#### THE PROBLEM
How many lines below include the string "What"? State the number alone.

Page and application data records:
--*--

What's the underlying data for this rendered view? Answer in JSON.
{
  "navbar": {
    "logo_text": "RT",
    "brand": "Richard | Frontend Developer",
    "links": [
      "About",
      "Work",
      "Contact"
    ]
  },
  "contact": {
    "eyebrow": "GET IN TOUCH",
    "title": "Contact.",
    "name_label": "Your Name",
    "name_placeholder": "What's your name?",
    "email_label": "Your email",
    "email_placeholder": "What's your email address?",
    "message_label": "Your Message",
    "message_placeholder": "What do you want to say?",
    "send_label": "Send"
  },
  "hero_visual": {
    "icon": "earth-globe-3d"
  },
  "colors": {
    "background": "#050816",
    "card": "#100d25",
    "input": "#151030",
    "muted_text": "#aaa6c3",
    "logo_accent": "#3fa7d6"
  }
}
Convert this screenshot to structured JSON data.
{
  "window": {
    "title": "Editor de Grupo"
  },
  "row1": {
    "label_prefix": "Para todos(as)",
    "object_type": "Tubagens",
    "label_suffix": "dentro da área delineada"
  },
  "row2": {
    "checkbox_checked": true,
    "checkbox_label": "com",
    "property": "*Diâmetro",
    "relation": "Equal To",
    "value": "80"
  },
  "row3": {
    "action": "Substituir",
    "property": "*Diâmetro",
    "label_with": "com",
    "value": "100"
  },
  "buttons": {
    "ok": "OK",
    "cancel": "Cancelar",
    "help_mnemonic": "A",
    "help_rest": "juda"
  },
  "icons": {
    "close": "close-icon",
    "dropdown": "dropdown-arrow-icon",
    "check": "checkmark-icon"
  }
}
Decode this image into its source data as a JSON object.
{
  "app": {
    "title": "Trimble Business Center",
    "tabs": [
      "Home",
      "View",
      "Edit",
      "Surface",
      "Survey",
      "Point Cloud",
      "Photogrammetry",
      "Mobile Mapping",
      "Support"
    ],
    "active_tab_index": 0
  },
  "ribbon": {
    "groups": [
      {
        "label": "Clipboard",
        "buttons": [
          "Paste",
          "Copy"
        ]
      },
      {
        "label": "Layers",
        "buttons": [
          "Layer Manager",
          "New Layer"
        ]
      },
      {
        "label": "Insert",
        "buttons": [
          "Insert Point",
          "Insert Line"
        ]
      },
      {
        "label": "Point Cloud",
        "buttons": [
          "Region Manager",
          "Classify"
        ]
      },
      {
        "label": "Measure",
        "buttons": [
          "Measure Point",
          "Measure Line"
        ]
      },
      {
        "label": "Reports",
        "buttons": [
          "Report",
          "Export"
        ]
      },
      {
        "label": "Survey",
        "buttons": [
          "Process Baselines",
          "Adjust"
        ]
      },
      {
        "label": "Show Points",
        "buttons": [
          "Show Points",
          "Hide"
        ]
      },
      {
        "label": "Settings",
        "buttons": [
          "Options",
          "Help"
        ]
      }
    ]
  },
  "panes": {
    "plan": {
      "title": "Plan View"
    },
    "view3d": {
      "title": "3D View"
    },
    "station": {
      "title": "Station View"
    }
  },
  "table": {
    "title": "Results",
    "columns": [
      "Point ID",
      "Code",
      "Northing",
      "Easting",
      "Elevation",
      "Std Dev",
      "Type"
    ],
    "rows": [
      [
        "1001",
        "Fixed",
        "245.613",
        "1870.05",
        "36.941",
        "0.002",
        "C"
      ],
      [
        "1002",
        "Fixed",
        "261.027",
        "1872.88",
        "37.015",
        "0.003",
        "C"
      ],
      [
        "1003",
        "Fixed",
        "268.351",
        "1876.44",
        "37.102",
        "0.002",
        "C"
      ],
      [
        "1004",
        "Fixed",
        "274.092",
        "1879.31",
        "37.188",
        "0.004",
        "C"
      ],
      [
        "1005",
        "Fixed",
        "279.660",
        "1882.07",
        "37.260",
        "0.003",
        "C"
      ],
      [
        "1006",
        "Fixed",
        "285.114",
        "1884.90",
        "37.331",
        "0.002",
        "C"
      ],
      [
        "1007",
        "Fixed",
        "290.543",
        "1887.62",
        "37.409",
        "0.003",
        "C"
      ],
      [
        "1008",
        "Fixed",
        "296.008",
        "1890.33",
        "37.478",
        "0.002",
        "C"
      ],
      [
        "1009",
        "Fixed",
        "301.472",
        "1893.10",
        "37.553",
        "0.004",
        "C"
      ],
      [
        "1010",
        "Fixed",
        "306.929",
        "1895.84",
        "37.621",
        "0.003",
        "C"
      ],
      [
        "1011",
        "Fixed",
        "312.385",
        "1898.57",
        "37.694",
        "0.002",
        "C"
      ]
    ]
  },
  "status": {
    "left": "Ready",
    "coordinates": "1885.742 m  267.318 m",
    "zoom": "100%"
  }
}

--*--

#### WRITTEN SOLUTION
4